(Interface dataset entries)
::::::::::

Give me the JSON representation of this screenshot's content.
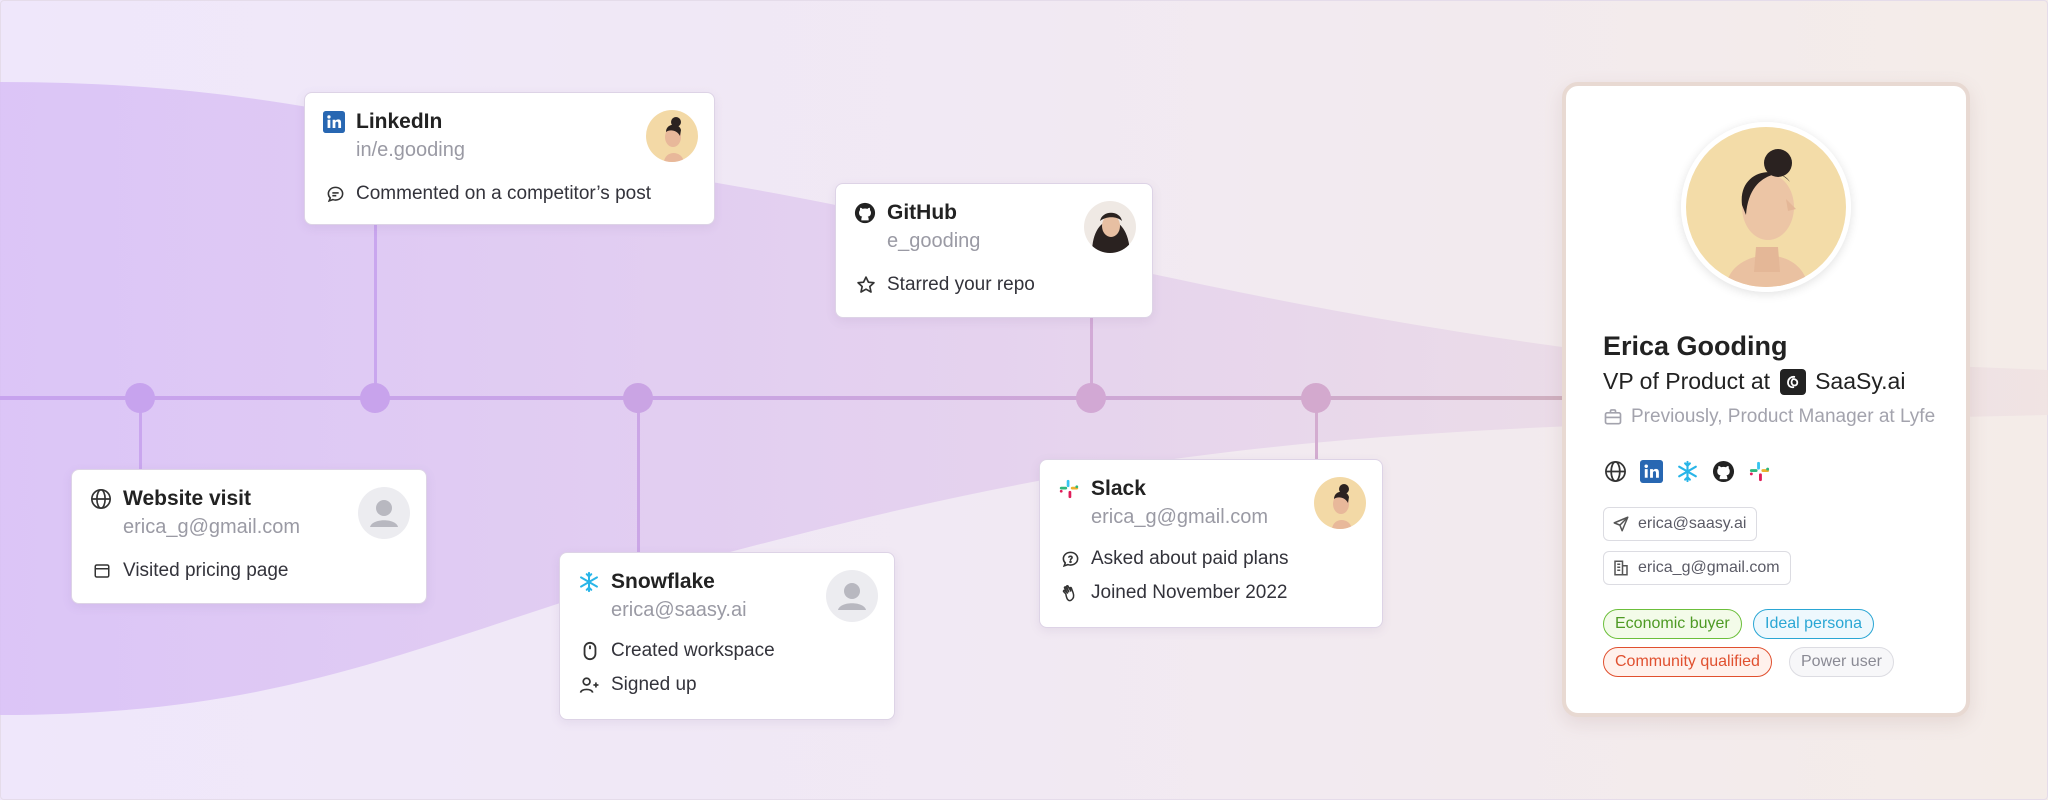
{
  "timeline_events": [
    {
      "source": "Website visit",
      "handle": "erica_g@gmail.com",
      "activities": [
        "Visited pricing page"
      ]
    },
    {
      "source": "LinkedIn",
      "handle": "in/e.gooding",
      "activities": [
        "Commented on a competitor’s post"
      ]
    },
    {
      "source": "Snowflake",
      "handle": "erica@saasy.ai",
      "activities": [
        "Created workspace",
        "Signed up"
      ]
    },
    {
      "source": "GitHub",
      "handle": "e_gooding",
      "activities": [
        "Starred your repo"
      ]
    },
    {
      "source": "Slack",
      "handle": "erica_g@gmail.com",
      "activities": [
        "Asked about paid plans",
        "Joined November 2022"
      ]
    }
  ],
  "profile": {
    "name": "Erica Gooding",
    "role_prefix": "VP of Product at",
    "company": "SaaSy.ai",
    "previous": "Previously, Product Manager at Lyfe",
    "channels": [
      "globe-icon",
      "linkedin-icon",
      "snowflake-icon",
      "github-icon",
      "slack-icon"
    ],
    "emails": [
      "erica@saasy.ai",
      "erica_g@gmail.com"
    ],
    "tags": [
      {
        "label": "Economic buyer",
        "color": "#5bab2e",
        "bg": "#f3fbe9"
      },
      {
        "label": "Ideal persona",
        "color": "#2aa6d4",
        "bg": "#eef8fd"
      },
      {
        "label": "Community qualified",
        "color": "#e0502f",
        "bg": "#fff1ec"
      },
      {
        "label": "Power user",
        "color": "#8a8a94",
        "bg": "#f7f7f9"
      }
    ]
  },
  "colors": {
    "timeline_dot_left": "#c7a3ee",
    "timeline_dot_right": "#d3a8c9",
    "linkedin": "#2867b2",
    "snowflake": "#29b5e8",
    "github": "#222222"
  }
}
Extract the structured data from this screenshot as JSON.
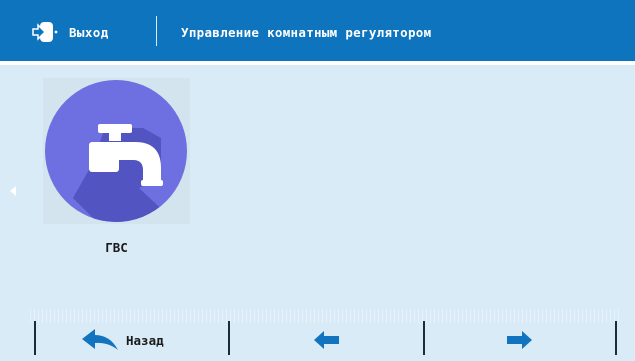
{
  "header": {
    "exit_label": "Выход",
    "title": "Управление комнатным регулятором"
  },
  "tiles": [
    {
      "label": "ГВС",
      "icon": "water-tap-icon"
    }
  ],
  "footer": {
    "back_label": "Назад",
    "prev_icon": "arrow-left-icon",
    "next_icon": "arrow-right-icon"
  },
  "colors": {
    "header": "#0e74bd",
    "background": "#d8ebf7",
    "tile_circle": "#6e6fe0",
    "accent": "#1274be"
  }
}
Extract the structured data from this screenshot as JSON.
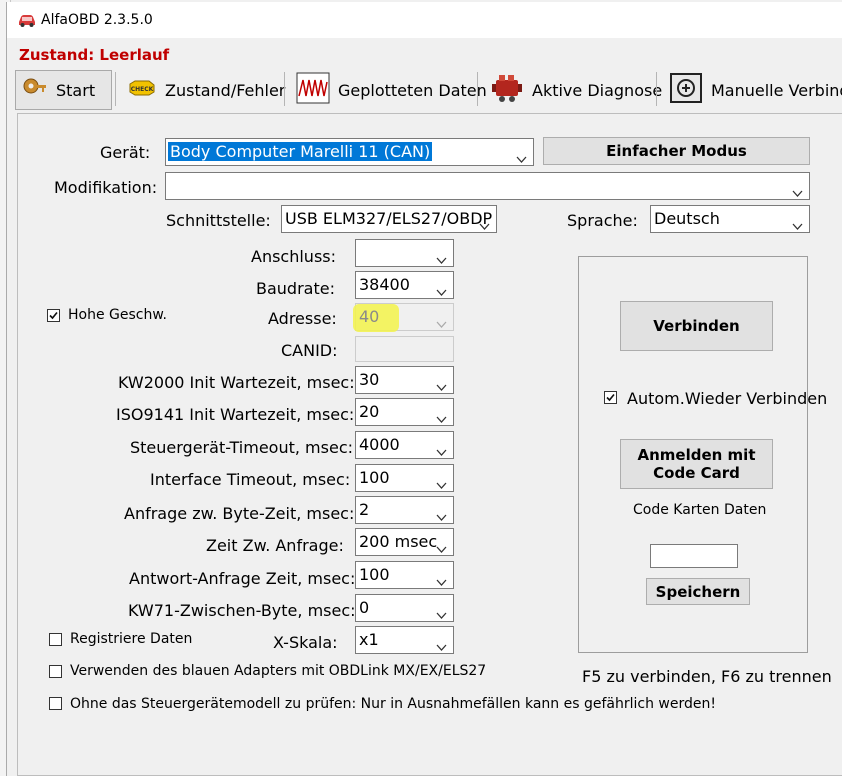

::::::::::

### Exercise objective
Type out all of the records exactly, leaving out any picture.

### Worked solution
Give me the JSON representation of this screenshot's content.
{
  "timeline_events": [
    {
      "source": "Website visit",
      "handle": "erica_g@gmail.com",
      "activities": [
        "Visited pricing page"
      ]
    },
    {
      "source": "LinkedIn",
      "handle": "in/e.gooding",
      "activities": [
        "Commented on a competitor’s post"
      ]
    },
    {
      "source": "Snowflake",
      "handle": "erica@saasy.ai",
      "activities": [
        "Created workspace",
        "Signed up"
      ]
    },
    {
      "source": "GitHub",
      "handle": "e_gooding",
      "activities": [
        "Starred your repo"
      ]
    },
    {
      "source": "Slack",
      "handle": "erica_g@gmail.com",
      "activities": [
        "Asked about paid plans",
        "Joined November 2022"
      ]
    }
  ],
  "profile": {
    "name": "Erica Gooding",
    "role_prefix": "VP of Product at",
    "company": "SaaSy.ai",
    "previous": "Previously, Product Manager at Lyfe",
    "channels": [
      "globe-icon",
      "linkedin-icon",
      "snowflake-icon",
      "github-icon",
      "slack-icon"
    ],
    "emails": [
      "erica@saasy.ai",
      "erica_g@gmail.com"
    ],
    "tags": [
      {
        "label": "Economic buyer",
        "color": "#5bab2e",
        "bg": "#f3fbe9"
      },
      {
        "label": "Ideal persona",
        "color": "#2aa6d4",
        "bg": "#eef8fd"
      },
      {
        "label": "Community qualified",
        "color": "#e0502f",
        "bg": "#fff1ec"
      },
      {
        "label": "Power user",
        "color": "#8a8a94",
        "bg": "#f7f7f9"
      }
    ]
  },
  "colors": {
    "timeline_dot_left": "#c7a3ee",
    "timeline_dot_right": "#d3a8c9",
    "linkedin": "#2867b2",
    "snowflake": "#29b5e8",
    "github": "#222222"
  }
}
Extract the structured data from this screenshot as JSON.
{
  "header": {
    "exit_label": "Выход",
    "title": "Управление комнатным регулятором"
  },
  "tiles": [
    {
      "label": "ГВС",
      "icon": "water-tap-icon"
    }
  ],
  "footer": {
    "back_label": "Назад",
    "prev_icon": "arrow-left-icon",
    "next_icon": "arrow-right-icon"
  },
  "colors": {
    "header": "#0e74bd",
    "background": "#d8ebf7",
    "tile_circle": "#6e6fe0",
    "accent": "#1274be"
  }
}
Extract the structured data from this screenshot as JSON.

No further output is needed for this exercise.